## WORK ORDER
Copy each line below in which the word "アクティブユーザー" occurs.

## SUPPLIED ENTRIES
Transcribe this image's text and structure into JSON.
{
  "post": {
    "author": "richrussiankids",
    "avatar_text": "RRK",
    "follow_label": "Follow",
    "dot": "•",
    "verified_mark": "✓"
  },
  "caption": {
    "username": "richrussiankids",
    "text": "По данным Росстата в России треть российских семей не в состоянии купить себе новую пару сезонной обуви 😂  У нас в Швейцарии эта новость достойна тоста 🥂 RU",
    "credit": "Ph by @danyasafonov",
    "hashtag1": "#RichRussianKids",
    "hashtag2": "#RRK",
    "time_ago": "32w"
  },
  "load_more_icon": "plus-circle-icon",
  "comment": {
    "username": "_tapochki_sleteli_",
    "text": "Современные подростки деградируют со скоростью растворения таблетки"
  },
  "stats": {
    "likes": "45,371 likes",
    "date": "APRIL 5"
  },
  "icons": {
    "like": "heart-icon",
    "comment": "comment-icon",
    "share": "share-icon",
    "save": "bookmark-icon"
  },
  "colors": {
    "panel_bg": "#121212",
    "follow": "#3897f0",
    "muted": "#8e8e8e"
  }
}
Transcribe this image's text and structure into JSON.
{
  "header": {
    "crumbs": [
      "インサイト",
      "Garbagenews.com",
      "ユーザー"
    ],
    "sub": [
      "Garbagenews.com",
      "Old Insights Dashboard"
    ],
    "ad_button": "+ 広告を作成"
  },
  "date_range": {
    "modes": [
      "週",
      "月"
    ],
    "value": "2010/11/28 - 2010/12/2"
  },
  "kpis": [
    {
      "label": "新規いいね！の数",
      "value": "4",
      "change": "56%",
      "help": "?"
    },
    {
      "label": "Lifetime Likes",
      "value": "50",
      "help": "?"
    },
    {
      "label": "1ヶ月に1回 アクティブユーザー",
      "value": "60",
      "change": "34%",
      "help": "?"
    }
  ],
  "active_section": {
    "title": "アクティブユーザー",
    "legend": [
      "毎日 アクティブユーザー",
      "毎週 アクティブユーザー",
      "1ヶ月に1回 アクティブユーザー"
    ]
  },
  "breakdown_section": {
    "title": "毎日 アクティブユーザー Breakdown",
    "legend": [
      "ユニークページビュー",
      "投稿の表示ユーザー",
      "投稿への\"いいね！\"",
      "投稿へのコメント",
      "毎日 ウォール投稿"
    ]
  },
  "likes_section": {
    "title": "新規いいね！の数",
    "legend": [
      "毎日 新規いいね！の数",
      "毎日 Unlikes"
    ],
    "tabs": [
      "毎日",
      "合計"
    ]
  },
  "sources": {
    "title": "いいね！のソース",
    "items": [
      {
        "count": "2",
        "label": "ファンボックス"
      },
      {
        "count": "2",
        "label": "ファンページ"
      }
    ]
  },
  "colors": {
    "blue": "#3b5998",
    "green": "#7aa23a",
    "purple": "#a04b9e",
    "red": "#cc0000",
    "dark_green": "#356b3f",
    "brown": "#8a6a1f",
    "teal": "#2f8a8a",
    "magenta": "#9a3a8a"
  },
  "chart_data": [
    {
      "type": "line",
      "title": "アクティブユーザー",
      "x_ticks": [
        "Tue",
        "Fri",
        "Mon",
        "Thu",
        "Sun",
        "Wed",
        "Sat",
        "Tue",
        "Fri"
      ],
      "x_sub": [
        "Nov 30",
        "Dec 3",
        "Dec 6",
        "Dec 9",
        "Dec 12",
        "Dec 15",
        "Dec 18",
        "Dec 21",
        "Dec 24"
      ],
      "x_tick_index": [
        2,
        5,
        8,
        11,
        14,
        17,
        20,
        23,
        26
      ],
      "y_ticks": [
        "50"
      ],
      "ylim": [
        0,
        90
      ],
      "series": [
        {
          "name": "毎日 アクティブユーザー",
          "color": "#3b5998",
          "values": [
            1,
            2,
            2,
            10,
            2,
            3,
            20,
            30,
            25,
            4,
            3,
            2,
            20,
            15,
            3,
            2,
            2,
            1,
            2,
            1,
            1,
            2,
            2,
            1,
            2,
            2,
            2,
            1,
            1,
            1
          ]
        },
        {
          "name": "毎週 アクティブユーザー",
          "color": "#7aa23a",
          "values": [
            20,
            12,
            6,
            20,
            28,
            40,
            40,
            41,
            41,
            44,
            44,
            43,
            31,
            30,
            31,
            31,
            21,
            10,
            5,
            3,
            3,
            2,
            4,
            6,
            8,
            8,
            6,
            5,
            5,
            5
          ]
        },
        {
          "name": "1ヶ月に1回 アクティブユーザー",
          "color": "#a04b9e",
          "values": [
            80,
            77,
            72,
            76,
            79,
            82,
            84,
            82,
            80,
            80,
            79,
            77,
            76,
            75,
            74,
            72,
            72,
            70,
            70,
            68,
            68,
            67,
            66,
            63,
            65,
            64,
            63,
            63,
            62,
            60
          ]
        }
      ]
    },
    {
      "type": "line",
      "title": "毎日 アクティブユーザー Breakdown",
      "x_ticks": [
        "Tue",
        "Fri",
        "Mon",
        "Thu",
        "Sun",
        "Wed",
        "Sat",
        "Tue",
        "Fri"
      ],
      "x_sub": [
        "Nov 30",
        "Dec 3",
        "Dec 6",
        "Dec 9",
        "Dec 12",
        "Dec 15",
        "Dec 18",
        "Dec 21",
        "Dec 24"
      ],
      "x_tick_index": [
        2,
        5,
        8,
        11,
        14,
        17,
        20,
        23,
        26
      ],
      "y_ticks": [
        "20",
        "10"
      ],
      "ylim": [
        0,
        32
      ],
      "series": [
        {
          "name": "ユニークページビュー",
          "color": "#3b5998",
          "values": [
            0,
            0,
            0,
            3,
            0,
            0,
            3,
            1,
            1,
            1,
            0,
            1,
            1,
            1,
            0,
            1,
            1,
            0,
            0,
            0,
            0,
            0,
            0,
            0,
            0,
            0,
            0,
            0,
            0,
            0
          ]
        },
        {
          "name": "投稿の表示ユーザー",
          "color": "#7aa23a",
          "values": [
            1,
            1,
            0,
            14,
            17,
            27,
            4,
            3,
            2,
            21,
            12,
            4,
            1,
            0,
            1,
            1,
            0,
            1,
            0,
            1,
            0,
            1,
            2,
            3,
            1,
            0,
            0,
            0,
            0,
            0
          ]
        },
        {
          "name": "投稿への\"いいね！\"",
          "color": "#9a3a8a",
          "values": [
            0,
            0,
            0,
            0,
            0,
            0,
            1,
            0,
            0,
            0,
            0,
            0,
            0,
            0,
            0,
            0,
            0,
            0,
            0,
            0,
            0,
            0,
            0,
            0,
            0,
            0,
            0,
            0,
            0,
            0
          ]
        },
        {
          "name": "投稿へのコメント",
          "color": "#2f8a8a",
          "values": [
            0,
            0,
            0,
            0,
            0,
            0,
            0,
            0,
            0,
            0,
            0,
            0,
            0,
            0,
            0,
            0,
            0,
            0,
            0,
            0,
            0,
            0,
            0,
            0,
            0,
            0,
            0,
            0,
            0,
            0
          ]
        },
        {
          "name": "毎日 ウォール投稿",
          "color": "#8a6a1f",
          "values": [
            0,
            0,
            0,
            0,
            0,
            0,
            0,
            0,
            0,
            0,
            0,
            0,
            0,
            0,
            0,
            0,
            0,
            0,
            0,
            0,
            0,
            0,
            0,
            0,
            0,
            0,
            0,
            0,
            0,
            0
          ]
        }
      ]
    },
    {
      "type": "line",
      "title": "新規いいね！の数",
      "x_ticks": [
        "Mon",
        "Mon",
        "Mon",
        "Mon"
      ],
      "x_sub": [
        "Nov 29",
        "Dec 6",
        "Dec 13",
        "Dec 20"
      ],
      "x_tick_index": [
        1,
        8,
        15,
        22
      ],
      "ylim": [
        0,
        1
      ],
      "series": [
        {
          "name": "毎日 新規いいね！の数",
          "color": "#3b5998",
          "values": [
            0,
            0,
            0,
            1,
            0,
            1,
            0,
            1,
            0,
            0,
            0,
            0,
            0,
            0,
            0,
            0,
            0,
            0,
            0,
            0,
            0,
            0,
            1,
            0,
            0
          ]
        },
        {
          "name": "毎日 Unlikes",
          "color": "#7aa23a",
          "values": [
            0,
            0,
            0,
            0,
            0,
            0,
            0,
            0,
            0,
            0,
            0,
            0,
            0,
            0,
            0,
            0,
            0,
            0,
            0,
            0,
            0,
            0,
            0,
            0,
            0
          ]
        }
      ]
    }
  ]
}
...
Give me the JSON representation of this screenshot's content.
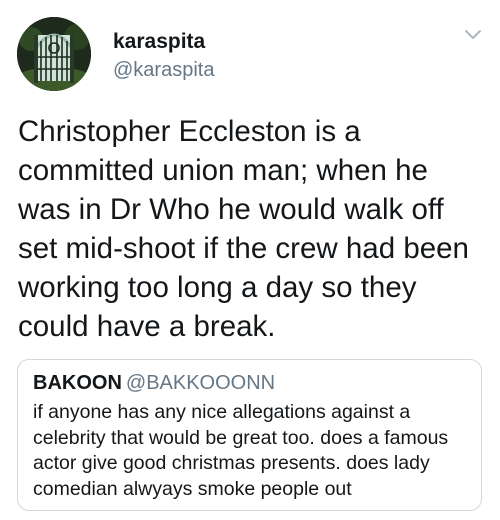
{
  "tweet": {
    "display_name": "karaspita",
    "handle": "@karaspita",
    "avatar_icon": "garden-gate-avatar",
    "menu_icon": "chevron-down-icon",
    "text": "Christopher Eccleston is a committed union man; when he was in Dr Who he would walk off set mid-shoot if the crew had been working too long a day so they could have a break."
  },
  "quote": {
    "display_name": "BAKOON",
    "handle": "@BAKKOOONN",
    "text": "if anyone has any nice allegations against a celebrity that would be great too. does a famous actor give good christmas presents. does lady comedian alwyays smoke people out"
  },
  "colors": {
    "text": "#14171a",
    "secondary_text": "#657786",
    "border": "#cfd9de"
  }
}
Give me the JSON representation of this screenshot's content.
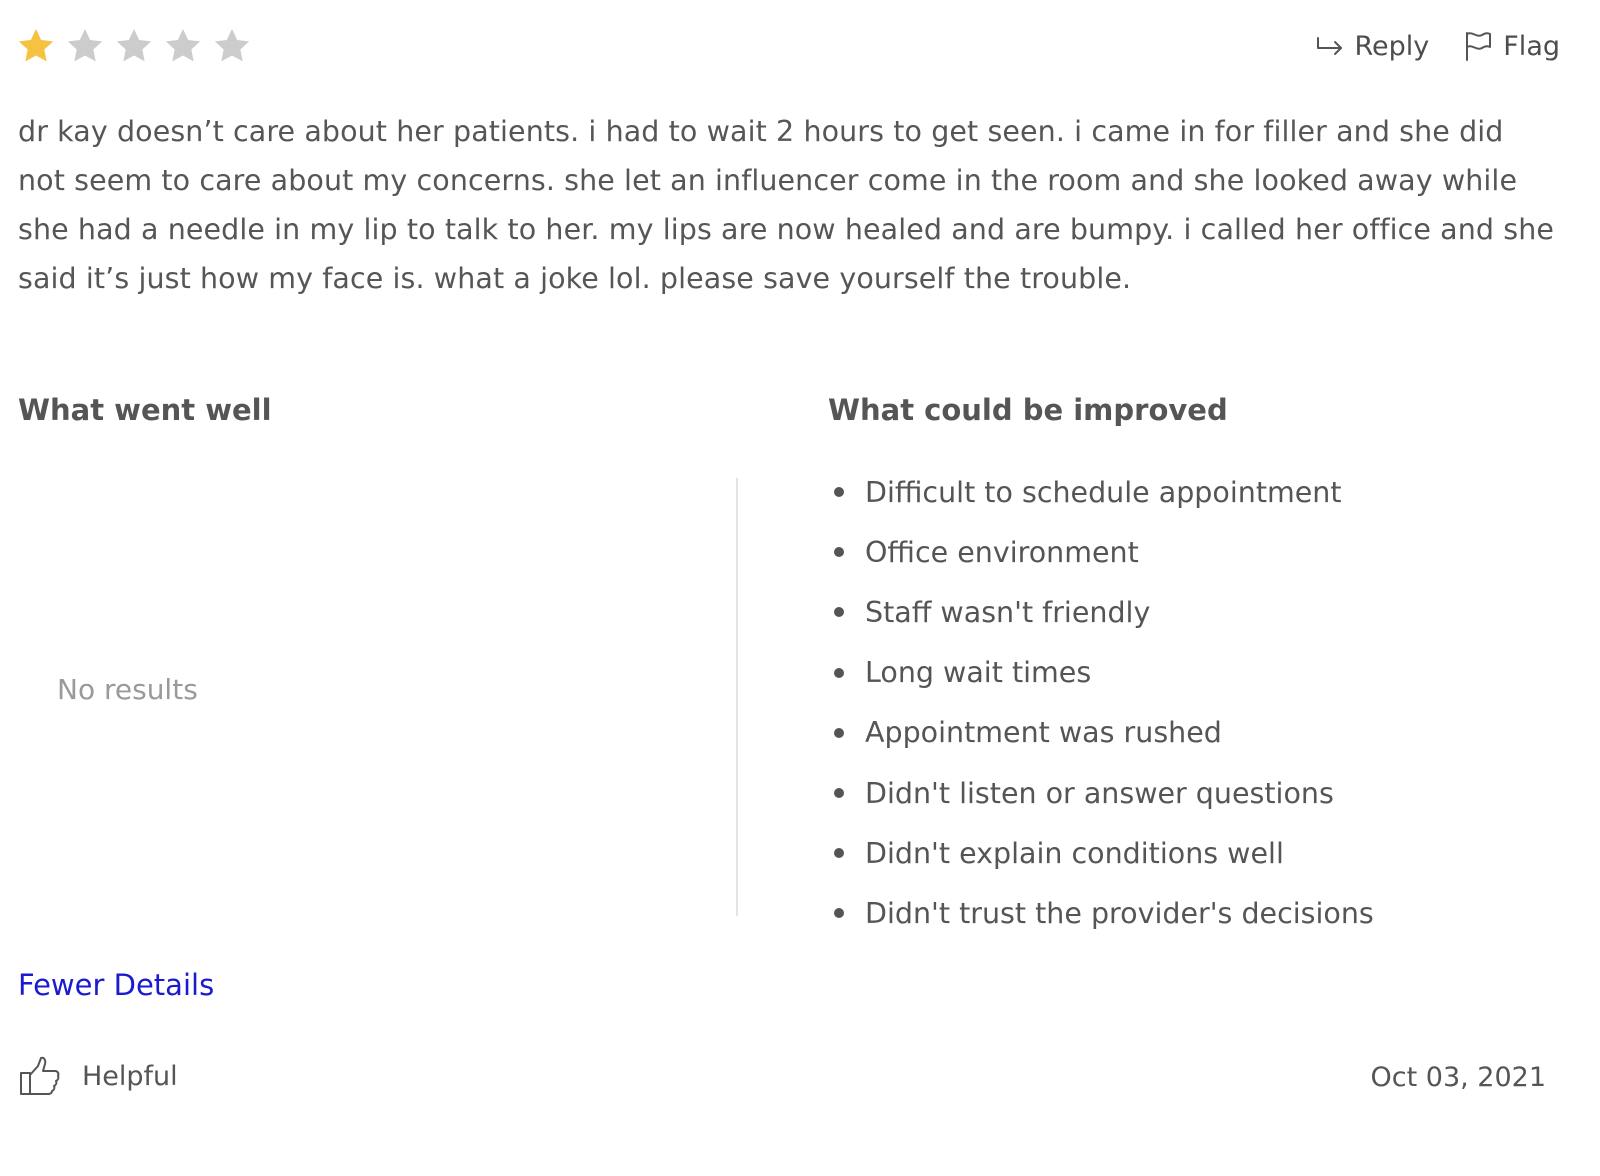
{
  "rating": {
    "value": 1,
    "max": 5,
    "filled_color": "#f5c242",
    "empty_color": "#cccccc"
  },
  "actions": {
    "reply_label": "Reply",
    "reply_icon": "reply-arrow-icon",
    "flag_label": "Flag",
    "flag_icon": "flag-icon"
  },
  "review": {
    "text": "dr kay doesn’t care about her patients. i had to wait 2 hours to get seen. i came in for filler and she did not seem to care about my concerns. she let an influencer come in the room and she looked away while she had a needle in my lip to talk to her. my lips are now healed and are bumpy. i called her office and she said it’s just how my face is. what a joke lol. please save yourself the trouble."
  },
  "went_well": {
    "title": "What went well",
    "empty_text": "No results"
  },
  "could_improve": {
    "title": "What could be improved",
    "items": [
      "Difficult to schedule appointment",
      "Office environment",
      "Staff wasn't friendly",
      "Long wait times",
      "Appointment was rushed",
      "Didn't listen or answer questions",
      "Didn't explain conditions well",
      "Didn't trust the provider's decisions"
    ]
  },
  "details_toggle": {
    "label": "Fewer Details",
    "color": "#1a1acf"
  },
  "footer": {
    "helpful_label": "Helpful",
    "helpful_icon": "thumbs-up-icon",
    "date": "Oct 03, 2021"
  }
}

## SOLUTION
      "label": "1ヶ月に1回 アクティブユーザー",
    "title": "アクティブユーザー",
      "毎日 アクティブユーザー",
      "毎週 アクティブユーザー",
      "1ヶ月に1回 アクティブユーザー"
    "title": "毎日 アクティブユーザー Breakdown",
      "title": "アクティブユーザー",
          "name": "毎日 アクティブユーザー",
          "name": "毎週 アクティブユーザー",
          "name": "1ヶ月に1回 アクティブユーザー",
      "title": "毎日 アクティブユーザー Breakdown",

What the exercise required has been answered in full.